Interface dataset entries:
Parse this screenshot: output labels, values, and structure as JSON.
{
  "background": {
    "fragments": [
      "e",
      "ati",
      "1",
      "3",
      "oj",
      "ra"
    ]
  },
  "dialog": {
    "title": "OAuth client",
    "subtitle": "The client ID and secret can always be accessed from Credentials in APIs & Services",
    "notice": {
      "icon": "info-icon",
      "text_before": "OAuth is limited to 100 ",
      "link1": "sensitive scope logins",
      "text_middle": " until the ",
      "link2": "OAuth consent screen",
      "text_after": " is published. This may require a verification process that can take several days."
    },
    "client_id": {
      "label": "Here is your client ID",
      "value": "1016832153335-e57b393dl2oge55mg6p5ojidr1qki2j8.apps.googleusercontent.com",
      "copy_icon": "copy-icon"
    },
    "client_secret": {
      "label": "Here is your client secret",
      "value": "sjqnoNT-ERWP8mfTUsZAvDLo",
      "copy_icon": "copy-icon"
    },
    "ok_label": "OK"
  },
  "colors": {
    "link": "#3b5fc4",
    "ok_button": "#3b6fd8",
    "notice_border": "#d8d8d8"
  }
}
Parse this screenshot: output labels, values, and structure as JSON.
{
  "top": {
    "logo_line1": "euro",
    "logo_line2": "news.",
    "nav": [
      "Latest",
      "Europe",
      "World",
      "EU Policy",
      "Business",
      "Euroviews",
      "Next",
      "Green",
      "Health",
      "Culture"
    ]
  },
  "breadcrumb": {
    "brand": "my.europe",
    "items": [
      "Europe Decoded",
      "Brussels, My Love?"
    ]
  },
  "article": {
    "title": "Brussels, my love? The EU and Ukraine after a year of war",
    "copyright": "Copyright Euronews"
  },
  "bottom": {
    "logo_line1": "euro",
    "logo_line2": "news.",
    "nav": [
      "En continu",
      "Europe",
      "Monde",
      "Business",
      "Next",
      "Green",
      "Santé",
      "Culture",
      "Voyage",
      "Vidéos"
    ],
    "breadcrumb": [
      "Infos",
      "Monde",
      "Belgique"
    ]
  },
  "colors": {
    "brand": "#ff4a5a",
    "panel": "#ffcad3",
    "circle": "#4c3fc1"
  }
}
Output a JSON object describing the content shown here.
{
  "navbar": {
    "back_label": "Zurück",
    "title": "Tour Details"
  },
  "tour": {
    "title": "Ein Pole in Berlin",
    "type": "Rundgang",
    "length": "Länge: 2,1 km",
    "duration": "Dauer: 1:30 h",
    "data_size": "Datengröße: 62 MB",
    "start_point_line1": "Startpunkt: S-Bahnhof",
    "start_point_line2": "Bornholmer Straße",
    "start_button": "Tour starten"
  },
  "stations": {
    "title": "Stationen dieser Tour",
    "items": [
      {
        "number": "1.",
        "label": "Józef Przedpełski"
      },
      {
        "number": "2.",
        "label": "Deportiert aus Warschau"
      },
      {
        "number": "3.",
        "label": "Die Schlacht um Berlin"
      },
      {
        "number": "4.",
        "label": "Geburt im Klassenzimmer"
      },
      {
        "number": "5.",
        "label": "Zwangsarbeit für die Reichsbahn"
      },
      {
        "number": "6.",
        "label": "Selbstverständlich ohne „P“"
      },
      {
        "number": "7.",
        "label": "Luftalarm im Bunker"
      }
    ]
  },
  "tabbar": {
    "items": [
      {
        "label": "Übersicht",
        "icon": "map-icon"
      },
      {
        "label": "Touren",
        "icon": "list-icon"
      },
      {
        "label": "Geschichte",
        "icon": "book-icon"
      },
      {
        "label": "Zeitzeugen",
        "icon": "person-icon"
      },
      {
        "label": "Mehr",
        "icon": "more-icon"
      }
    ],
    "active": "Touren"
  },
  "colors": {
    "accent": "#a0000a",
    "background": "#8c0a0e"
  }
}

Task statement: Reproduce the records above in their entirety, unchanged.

Response to this task:
Parse this screenshot: output labels, values, and structure as JSON.
{
  "background": {
    "fragments": [
      "e",
      "ati",
      "1",
      "3",
      "oj",
      "ra"
    ]
  },
  "dialog": {
    "title": "OAuth client",
    "subtitle": "The client ID and secret can always be accessed from Credentials in APIs & Services",
    "notice": {
      "icon": "info-icon",
      "text_before": "OAuth is limited to 100 ",
      "link1": "sensitive scope logins",
      "text_middle": " until the ",
      "link2": "OAuth consent screen",
      "text_after": " is published. This may require a verification process that can take several days."
    },
    "client_id": {
      "label": "Here is your client ID",
      "value": "1016832153335-e57b393dl2oge55mg6p5ojidr1qki2j8.apps.googleusercontent.com",
      "copy_icon": "copy-icon"
    },
    "client_secret": {
      "label": "Here is your client secret",
      "value": "sjqnoNT-ERWP8mfTUsZAvDLo",
      "copy_icon": "copy-icon"
    },
    "ok_label": "OK"
  },
  "colors": {
    "link": "#3b5fc4",
    "ok_button": "#3b6fd8",
    "notice_border": "#d8d8d8"
  }
}
Parse this screenshot: output labels, values, and structure as JSON.
{
  "top": {
    "logo_line1": "euro",
    "logo_line2": "news.",
    "nav": [
      "Latest",
      "Europe",
      "World",
      "EU Policy",
      "Business",
      "Euroviews",
      "Next",
      "Green",
      "Health",
      "Culture"
    ]
  },
  "breadcrumb": {
    "brand": "my.europe",
    "items": [
      "Europe Decoded",
      "Brussels, My Love?"
    ]
  },
  "article": {
    "title": "Brussels, my love? The EU and Ukraine after a year of war",
    "copyright": "Copyright Euronews"
  },
  "bottom": {
    "logo_line1": "euro",
    "logo_line2": "news.",
    "nav": [
      "En continu",
      "Europe",
      "Monde",
      "Business",
      "Next",
      "Green",
      "Santé",
      "Culture",
      "Voyage",
      "Vidéos"
    ],
    "breadcrumb": [
      "Infos",
      "Monde",
      "Belgique"
    ]
  },
  "colors": {
    "brand": "#ff4a5a",
    "panel": "#ffcad3",
    "circle": "#4c3fc1"
  }
}
Output a JSON object describing the content shown here.
{
  "navbar": {
    "back_label": "Zurück",
    "title": "Tour Details"
  },
  "tour": {
    "title": "Ein Pole in Berlin",
    "type": "Rundgang",
    "length": "Länge: 2,1 km",
    "duration": "Dauer: 1:30 h",
    "data_size": "Datengröße: 62 MB",
    "start_point_line1": "Startpunkt: S-Bahnhof",
    "start_point_line2": "Bornholmer Straße",
    "start_button": "Tour starten"
  },
  "stations": {
    "title": "Stationen dieser Tour",
    "items": [
      {
        "number": "1.",
        "label": "Józef Przedpełski"
      },
      {
        "number": "2.",
        "label": "Deportiert aus Warschau"
      },
      {
        "number": "3.",
        "label": "Die Schlacht um Berlin"
      },
      {
        "number": "4.",
        "label": "Geburt im Klassenzimmer"
      },
      {
        "number": "5.",
        "label": "Zwangsarbeit für die Reichsbahn"
      },
      {
        "number": "6.",
        "label": "Selbstverständlich ohne „P“"
      },
      {
        "number": "7.",
        "label": "Luftalarm im Bunker"
      }
    ]
  },
  "tabbar": {
    "items": [
      {
        "label": "Übersicht",
        "icon": "map-icon"
      },
      {
        "label": "Touren",
        "icon": "list-icon"
      },
      {
        "label": "Geschichte",
        "icon": "book-icon"
      },
      {
        "label": "Zeitzeugen",
        "icon": "person-icon"
      },
      {
        "label": "Mehr",
        "icon": "more-icon"
      }
    ],
    "active": "Touren"
  },
  "colors": {
    "accent": "#a0000a",
    "background": "#8c0a0e"
  }
}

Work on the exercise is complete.